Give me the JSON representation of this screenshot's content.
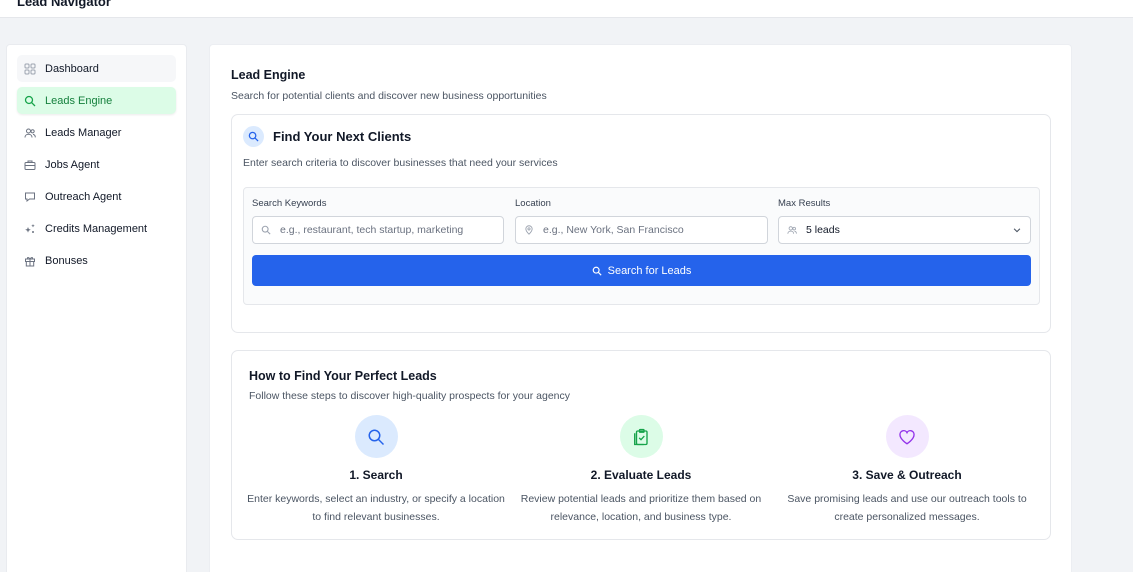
{
  "app": {
    "title": "Lead Navigator"
  },
  "sidebar": {
    "items": [
      {
        "label": "Dashboard",
        "icon": "grid-icon"
      },
      {
        "label": "Leads Engine",
        "icon": "search-icon"
      },
      {
        "label": "Leads Manager",
        "icon": "users-icon"
      },
      {
        "label": "Jobs Agent",
        "icon": "briefcase-icon"
      },
      {
        "label": "Outreach Agent",
        "icon": "message-icon"
      },
      {
        "label": "Credits Management",
        "icon": "sparkles-icon"
      },
      {
        "label": "Bonuses",
        "icon": "gift-icon"
      }
    ],
    "active_index": 1
  },
  "page": {
    "title": "Lead Engine",
    "subtitle": "Search for potential clients and discover new business opportunities"
  },
  "search_card": {
    "title": "Find Your Next Clients",
    "description": "Enter search criteria to discover businesses that need your services",
    "keywords": {
      "label": "Search Keywords",
      "placeholder": "e.g., restaurant, tech startup, marketing",
      "value": ""
    },
    "location": {
      "label": "Location",
      "placeholder": "e.g., New York, San Francisco",
      "value": ""
    },
    "max_results": {
      "label": "Max Results",
      "value": "5 leads"
    },
    "button_label": "Search for Leads"
  },
  "how_card": {
    "title": "How to Find Your Perfect Leads",
    "description": "Follow these steps to discover high-quality prospects for your agency",
    "steps": [
      {
        "title": "1. Search",
        "text": "Enter keywords, select an industry, or specify a location to find relevant businesses.",
        "icon": "search-icon",
        "color": "#2563eb",
        "bg": "#dbeafe"
      },
      {
        "title": "2. Evaluate Leads",
        "text": "Review potential leads and prioritize them based on relevance, location, and business type.",
        "icon": "clipboard-check-icon",
        "color": "#16a34a",
        "bg": "#dcfce7"
      },
      {
        "title": "3. Save & Outreach",
        "text": "Save promising leads and use our outreach tools to create personalized messages.",
        "icon": "heart-icon",
        "color": "#9333ea",
        "bg": "#f3e8ff"
      }
    ]
  },
  "colors": {
    "primary": "#2563eb",
    "active_nav_bg": "#dcfce7",
    "active_nav_text": "#15803d"
  }
}
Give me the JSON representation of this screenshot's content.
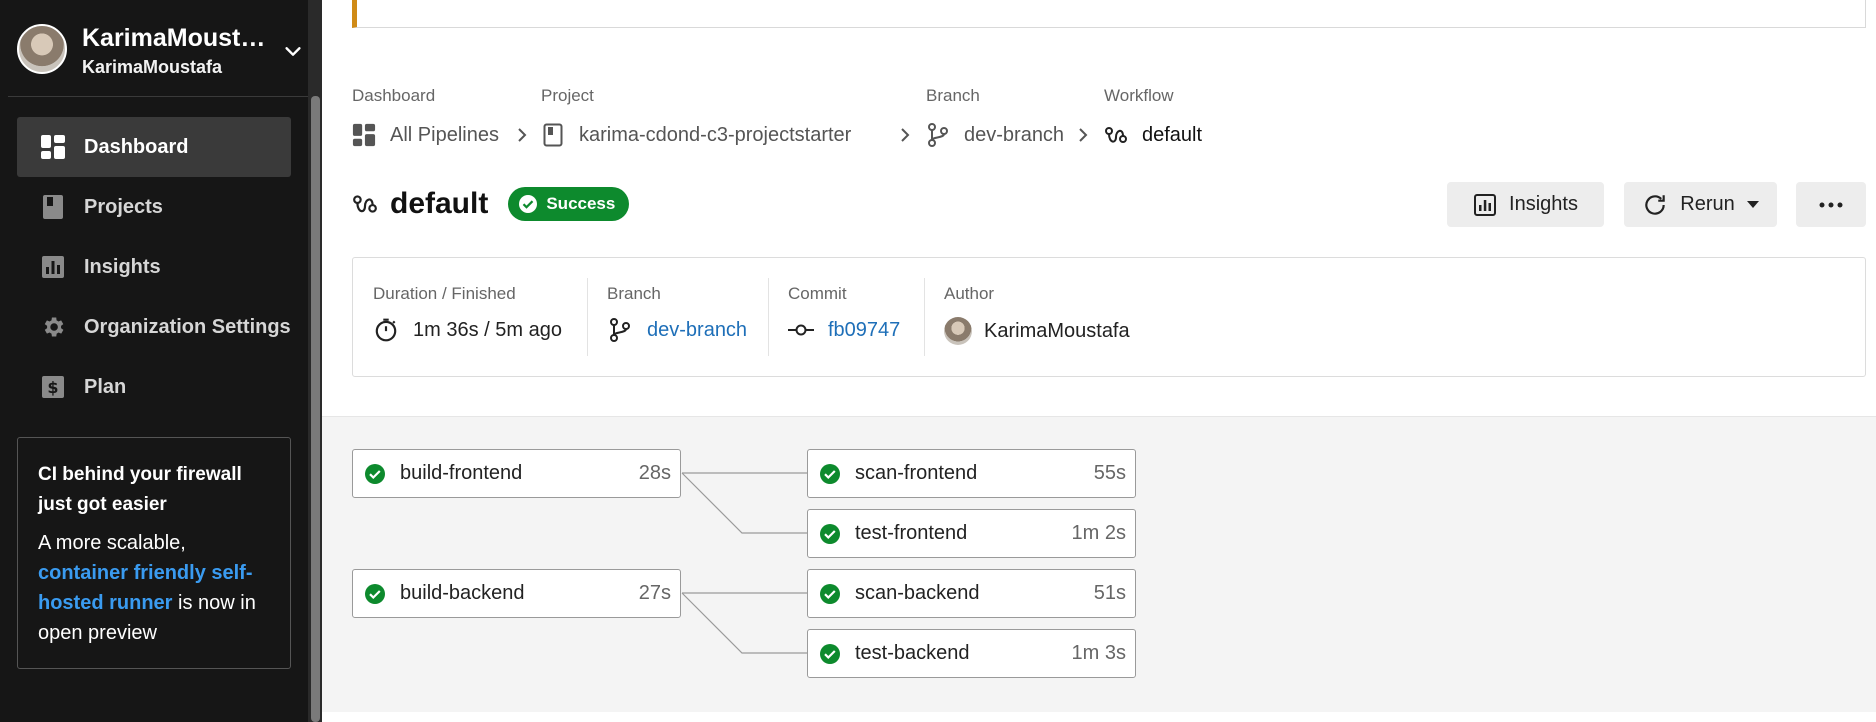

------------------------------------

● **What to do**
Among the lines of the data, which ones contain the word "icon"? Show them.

● **Expected answer**
        "icon": "grid-icon"
        "icon": "search-icon"
        "icon": "users-icon"
        "icon": "briefcase-icon"
        "icon": "message-icon"
        "icon": "sparkles-icon"
        "icon": "gift-icon"
        "icon": "search-icon",
        "icon": "clipboard-check-icon",
        "icon": "heart-icon",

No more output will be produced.